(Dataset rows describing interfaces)
§

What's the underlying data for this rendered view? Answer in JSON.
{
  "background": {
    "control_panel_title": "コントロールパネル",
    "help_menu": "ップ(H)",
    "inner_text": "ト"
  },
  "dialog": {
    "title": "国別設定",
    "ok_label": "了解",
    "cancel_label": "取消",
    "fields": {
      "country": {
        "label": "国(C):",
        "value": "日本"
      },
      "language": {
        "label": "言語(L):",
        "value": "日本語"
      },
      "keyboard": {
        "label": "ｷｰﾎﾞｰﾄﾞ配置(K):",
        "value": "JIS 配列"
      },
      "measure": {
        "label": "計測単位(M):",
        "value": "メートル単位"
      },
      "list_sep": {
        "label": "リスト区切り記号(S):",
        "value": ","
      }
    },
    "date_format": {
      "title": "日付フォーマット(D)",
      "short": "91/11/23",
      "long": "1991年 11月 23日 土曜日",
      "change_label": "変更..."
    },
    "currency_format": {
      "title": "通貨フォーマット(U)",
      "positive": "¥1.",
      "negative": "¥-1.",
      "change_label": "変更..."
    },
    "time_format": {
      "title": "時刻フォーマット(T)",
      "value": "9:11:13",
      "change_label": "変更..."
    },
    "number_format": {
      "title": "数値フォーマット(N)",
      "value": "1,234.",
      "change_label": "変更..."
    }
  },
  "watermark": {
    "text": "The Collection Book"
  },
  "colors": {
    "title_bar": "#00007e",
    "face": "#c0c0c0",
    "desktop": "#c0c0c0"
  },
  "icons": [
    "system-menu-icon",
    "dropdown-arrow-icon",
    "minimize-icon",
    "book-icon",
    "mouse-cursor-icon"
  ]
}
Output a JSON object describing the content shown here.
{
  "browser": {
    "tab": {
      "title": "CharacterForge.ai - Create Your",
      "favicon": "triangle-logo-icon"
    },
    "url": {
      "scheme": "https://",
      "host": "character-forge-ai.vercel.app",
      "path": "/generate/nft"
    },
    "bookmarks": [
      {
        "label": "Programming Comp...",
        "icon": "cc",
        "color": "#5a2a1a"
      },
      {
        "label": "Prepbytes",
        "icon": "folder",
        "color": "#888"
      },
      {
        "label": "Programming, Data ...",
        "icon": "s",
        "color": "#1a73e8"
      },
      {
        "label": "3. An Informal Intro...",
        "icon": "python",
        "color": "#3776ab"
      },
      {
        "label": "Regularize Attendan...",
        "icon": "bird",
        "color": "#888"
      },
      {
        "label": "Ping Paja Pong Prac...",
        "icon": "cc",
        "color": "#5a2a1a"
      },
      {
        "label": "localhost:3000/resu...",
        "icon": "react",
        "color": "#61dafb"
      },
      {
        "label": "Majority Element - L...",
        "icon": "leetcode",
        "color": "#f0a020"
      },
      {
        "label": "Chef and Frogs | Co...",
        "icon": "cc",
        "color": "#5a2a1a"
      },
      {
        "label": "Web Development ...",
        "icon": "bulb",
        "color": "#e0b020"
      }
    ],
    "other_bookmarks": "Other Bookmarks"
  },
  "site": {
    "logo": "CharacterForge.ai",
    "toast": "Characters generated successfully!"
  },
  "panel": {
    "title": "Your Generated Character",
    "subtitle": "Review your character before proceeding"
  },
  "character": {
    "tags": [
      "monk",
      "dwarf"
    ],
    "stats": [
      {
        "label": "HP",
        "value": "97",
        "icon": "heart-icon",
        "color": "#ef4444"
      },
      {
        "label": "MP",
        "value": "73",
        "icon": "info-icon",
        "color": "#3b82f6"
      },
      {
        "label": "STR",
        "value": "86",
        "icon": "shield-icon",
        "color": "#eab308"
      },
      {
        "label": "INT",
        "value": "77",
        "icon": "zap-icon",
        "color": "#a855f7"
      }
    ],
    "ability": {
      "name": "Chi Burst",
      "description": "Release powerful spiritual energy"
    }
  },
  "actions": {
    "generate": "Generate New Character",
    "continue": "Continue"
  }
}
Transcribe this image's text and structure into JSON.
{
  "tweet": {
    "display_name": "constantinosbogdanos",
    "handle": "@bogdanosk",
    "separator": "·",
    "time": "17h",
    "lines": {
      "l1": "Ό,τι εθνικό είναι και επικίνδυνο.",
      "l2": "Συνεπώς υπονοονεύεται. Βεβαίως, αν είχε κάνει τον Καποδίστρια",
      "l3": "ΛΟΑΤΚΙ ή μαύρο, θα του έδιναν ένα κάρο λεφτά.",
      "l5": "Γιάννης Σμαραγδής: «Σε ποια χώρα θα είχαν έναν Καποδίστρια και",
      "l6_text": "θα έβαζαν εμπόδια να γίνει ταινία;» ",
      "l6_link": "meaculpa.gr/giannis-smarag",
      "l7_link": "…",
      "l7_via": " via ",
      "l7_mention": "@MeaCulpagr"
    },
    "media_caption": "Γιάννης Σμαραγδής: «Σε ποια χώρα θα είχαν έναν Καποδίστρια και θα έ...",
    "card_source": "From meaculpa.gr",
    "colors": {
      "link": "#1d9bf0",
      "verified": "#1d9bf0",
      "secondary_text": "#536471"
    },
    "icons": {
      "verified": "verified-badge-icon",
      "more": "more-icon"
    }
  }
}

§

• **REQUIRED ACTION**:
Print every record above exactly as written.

• **REPLY TO THE TASK**:
What's the underlying data for this rendered view? Answer in JSON.
{
  "background": {
    "control_panel_title": "コントロールパネル",
    "help_menu": "ップ(H)",
    "inner_text": "ト"
  },
  "dialog": {
    "title": "国別設定",
    "ok_label": "了解",
    "cancel_label": "取消",
    "fields": {
      "country": {
        "label": "国(C):",
        "value": "日本"
      },
      "language": {
        "label": "言語(L):",
        "value": "日本語"
      },
      "keyboard": {
        "label": "ｷｰﾎﾞｰﾄﾞ配置(K):",
        "value": "JIS 配列"
      },
      "measure": {
        "label": "計測単位(M):",
        "value": "メートル単位"
      },
      "list_sep": {
        "label": "リスト区切り記号(S):",
        "value": ","
      }
    },
    "date_format": {
      "title": "日付フォーマット(D)",
      "short": "91/11/23",
      "long": "1991年 11月 23日 土曜日",
      "change_label": "変更..."
    },
    "currency_format": {
      "title": "通貨フォーマット(U)",
      "positive": "¥1.",
      "negative": "¥-1.",
      "change_label": "変更..."
    },
    "time_format": {
      "title": "時刻フォーマット(T)",
      "value": "9:11:13",
      "change_label": "変更..."
    },
    "number_format": {
      "title": "数値フォーマット(N)",
      "value": "1,234.",
      "change_label": "変更..."
    }
  },
  "watermark": {
    "text": "The Collection Book"
  },
  "colors": {
    "title_bar": "#00007e",
    "face": "#c0c0c0",
    "desktop": "#c0c0c0"
  },
  "icons": [
    "system-menu-icon",
    "dropdown-arrow-icon",
    "minimize-icon",
    "book-icon",
    "mouse-cursor-icon"
  ]
}
Output a JSON object describing the content shown here.
{
  "browser": {
    "tab": {
      "title": "CharacterForge.ai - Create Your",
      "favicon": "triangle-logo-icon"
    },
    "url": {
      "scheme": "https://",
      "host": "character-forge-ai.vercel.app",
      "path": "/generate/nft"
    },
    "bookmarks": [
      {
        "label": "Programming Comp...",
        "icon": "cc",
        "color": "#5a2a1a"
      },
      {
        "label": "Prepbytes",
        "icon": "folder",
        "color": "#888"
      },
      {
        "label": "Programming, Data ...",
        "icon": "s",
        "color": "#1a73e8"
      },
      {
        "label": "3. An Informal Intro...",
        "icon": "python",
        "color": "#3776ab"
      },
      {
        "label": "Regularize Attendan...",
        "icon": "bird",
        "color": "#888"
      },
      {
        "label": "Ping Paja Pong Prac...",
        "icon": "cc",
        "color": "#5a2a1a"
      },
      {
        "label": "localhost:3000/resu...",
        "icon": "react",
        "color": "#61dafb"
      },
      {
        "label": "Majority Element - L...",
        "icon": "leetcode",
        "color": "#f0a020"
      },
      {
        "label": "Chef and Frogs | Co...",
        "icon": "cc",
        "color": "#5a2a1a"
      },
      {
        "label": "Web Development ...",
        "icon": "bulb",
        "color": "#e0b020"
      }
    ],
    "other_bookmarks": "Other Bookmarks"
  },
  "site": {
    "logo": "CharacterForge.ai",
    "toast": "Characters generated successfully!"
  },
  "panel": {
    "title": "Your Generated Character",
    "subtitle": "Review your character before proceeding"
  },
  "character": {
    "tags": [
      "monk",
      "dwarf"
    ],
    "stats": [
      {
        "label": "HP",
        "value": "97",
        "icon": "heart-icon",
        "color": "#ef4444"
      },
      {
        "label": "MP",
        "value": "73",
        "icon": "info-icon",
        "color": "#3b82f6"
      },
      {
        "label": "STR",
        "value": "86",
        "icon": "shield-icon",
        "color": "#eab308"
      },
      {
        "label": "INT",
        "value": "77",
        "icon": "zap-icon",
        "color": "#a855f7"
      }
    ],
    "ability": {
      "name": "Chi Burst",
      "description": "Release powerful spiritual energy"
    }
  },
  "actions": {
    "generate": "Generate New Character",
    "continue": "Continue"
  }
}
Transcribe this image's text and structure into JSON.
{
  "tweet": {
    "display_name": "constantinosbogdanos",
    "handle": "@bogdanosk",
    "separator": "·",
    "time": "17h",
    "lines": {
      "l1": "Ό,τι εθνικό είναι και επικίνδυνο.",
      "l2": "Συνεπώς υπονοονεύεται. Βεβαίως, αν είχε κάνει τον Καποδίστρια",
      "l3": "ΛΟΑΤΚΙ ή μαύρο, θα του έδιναν ένα κάρο λεφτά.",
      "l5": "Γιάννης Σμαραγδής: «Σε ποια χώρα θα είχαν έναν Καποδίστρια και",
      "l6_text": "θα έβαζαν εμπόδια να γίνει ταινία;» ",
      "l6_link": "meaculpa.gr/giannis-smarag",
      "l7_link": "…",
      "l7_via": " via ",
      "l7_mention": "@MeaCulpagr"
    },
    "media_caption": "Γιάννης Σμαραγδής: «Σε ποια χώρα θα είχαν έναν Καποδίστρια και θα έ...",
    "card_source": "From meaculpa.gr",
    "colors": {
      "link": "#1d9bf0",
      "verified": "#1d9bf0",
      "secondary_text": "#536471"
    },
    "icons": {
      "verified": "verified-badge-icon",
      "more": "more-icon"
    }
  }
}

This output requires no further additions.